You say you cannot separate the art from the artist.  Maybe it’s worth trying a little harder.  I agree with art critic David Walsh: “To become whole, human beings require the truth about the world, and about themselves, that art offers.”  I am asking you to consider what will happen if these things become unimportant compared to our opinion of the personality of the creator.

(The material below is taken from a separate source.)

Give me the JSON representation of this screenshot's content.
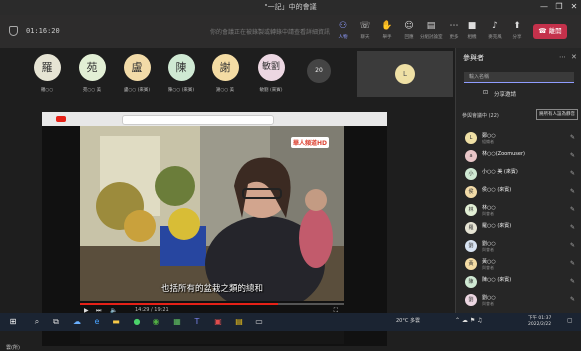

I beg to submit that this will be, in the long run, terribly destructive to art and artists.

 

28 December 2018
by skzb
3 Comments

A quick note on the elections of 1952

The US elections in 1948 were a full sweep victory for the Democratic Party—the presidency and both houses—running on a strong pro-labor stance.  Upon election, of course, Truman and the Democratic controlled congress turned against the unions, breaking them up and suppressing them and making sure they were led by people who fully supported the Korean “police action” (that was opposed by the majority of Americans, and the overwhelming majority of workers).  The attacks on the union movement were continuous and powerful, although, in fairness to Truman, he never went as far as FDR, who pushed for a law permitting striking workers to be drafted into military service and forced to labor.

The primary technique Truman used in this was to raise hysteria against “Russian spies” and “Russian influence.”  While it is worth discussing how the actions of the Stalinists in the 30s and 40s permitted this to work, that isn’t the point I’m making now.  What I want to say is, this campaign was very successful, in that he was able, with the help of AFL and CIO bureaucrats, to break up some of the more militant unions and significantly weaken others.  It is not going too far to say that Reagan was able to launch such a successful attack on the unions in the 1980s because of the action of Truman and the Democrats 30 years earlier.

In 1952, the Republican Party ran on a platform that the Democrats were “soft on Communism” and won the presidency and control of Congress and unleashed McCarthy.

In other words, “Hey, thanks for going out and finding that nice stick.  Now we’re going to beat you to death with it.”  When you abandon principle (not that the Democrats had any) for short-term political gain, you’re stropping the razor that will be used to cut your throat.

Here endeth the lesson.